Saturday, December 25, 2010


From Reilly's notes:
"The complexion should be first comprehended as a generality. Visualize at the start of a painting the model at 200 ft. All the colors of the model would average out into a generality. As the painting would proceed to completion, technically the model would come closer and closer and as this happens the complexion would then divide up into smaller color changes for you to paint into the chosen basic complexion."

On the Head:
The string of complexion flesh tones on your palette, chosen from the forehead for a portrait, represents the average of the subject's complexion, as if seen from a distance. Once this average is laid in, you will begin to see and make local changes. Remember, we are thinking in terms of hue, value and chroma.

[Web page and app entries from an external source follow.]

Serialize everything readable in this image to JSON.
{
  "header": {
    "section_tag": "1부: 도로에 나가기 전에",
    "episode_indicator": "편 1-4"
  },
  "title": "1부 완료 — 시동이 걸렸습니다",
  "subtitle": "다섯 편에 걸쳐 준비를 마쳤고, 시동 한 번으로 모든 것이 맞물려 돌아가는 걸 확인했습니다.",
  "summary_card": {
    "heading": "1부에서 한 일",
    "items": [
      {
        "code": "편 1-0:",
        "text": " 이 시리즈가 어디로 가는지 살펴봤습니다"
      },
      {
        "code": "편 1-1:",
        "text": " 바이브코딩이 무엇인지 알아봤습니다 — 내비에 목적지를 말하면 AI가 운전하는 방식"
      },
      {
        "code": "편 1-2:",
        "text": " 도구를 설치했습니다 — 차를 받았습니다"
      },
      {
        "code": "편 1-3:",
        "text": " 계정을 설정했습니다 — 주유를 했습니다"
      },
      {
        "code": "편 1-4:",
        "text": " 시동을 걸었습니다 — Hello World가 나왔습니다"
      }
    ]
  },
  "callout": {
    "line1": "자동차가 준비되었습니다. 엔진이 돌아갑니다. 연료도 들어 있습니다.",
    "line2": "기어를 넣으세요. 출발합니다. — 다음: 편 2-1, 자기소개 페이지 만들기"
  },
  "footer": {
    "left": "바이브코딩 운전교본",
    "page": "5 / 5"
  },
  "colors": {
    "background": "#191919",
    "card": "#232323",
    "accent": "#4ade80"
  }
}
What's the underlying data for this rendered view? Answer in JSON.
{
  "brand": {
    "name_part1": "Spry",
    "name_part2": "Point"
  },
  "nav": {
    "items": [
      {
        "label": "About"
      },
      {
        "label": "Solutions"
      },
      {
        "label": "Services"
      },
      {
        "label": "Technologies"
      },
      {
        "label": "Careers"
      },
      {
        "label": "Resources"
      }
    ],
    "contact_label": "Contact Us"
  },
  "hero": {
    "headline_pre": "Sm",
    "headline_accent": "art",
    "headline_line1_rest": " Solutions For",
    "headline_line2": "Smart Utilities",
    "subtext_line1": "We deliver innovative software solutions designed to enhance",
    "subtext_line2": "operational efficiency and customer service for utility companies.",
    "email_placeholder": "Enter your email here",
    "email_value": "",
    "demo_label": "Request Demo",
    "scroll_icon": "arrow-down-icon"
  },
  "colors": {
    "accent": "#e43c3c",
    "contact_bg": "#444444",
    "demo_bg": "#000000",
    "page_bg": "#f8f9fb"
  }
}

In general, the middle area of the face becomes darker (value), redder (hue) and stronger (chroma) than the average, while the lower section is darker and weaker than the average, as Reilly illustrates below.

On the Figure:
On the figure, where the complexion average is drawn from the torso, you will see the complexion become darker, redder, and stronger as it approaches the extremities.

Here Reilly illustrates differences between a light, middle and dark complexion. 
© 2010 John Ennis

Next topic: The Lay-In


James King said...

Informative! Very useful. Many thanks for posting this.

Anonymous said...

Really enjoying reading Mr. Reilly's notes & your explanations. I've never been to art school or had much in the way of classes, and I'm trying to learn about the history and technique of drawing and painting, as well as improving my own work. This blog is a great help to that end. Thank you!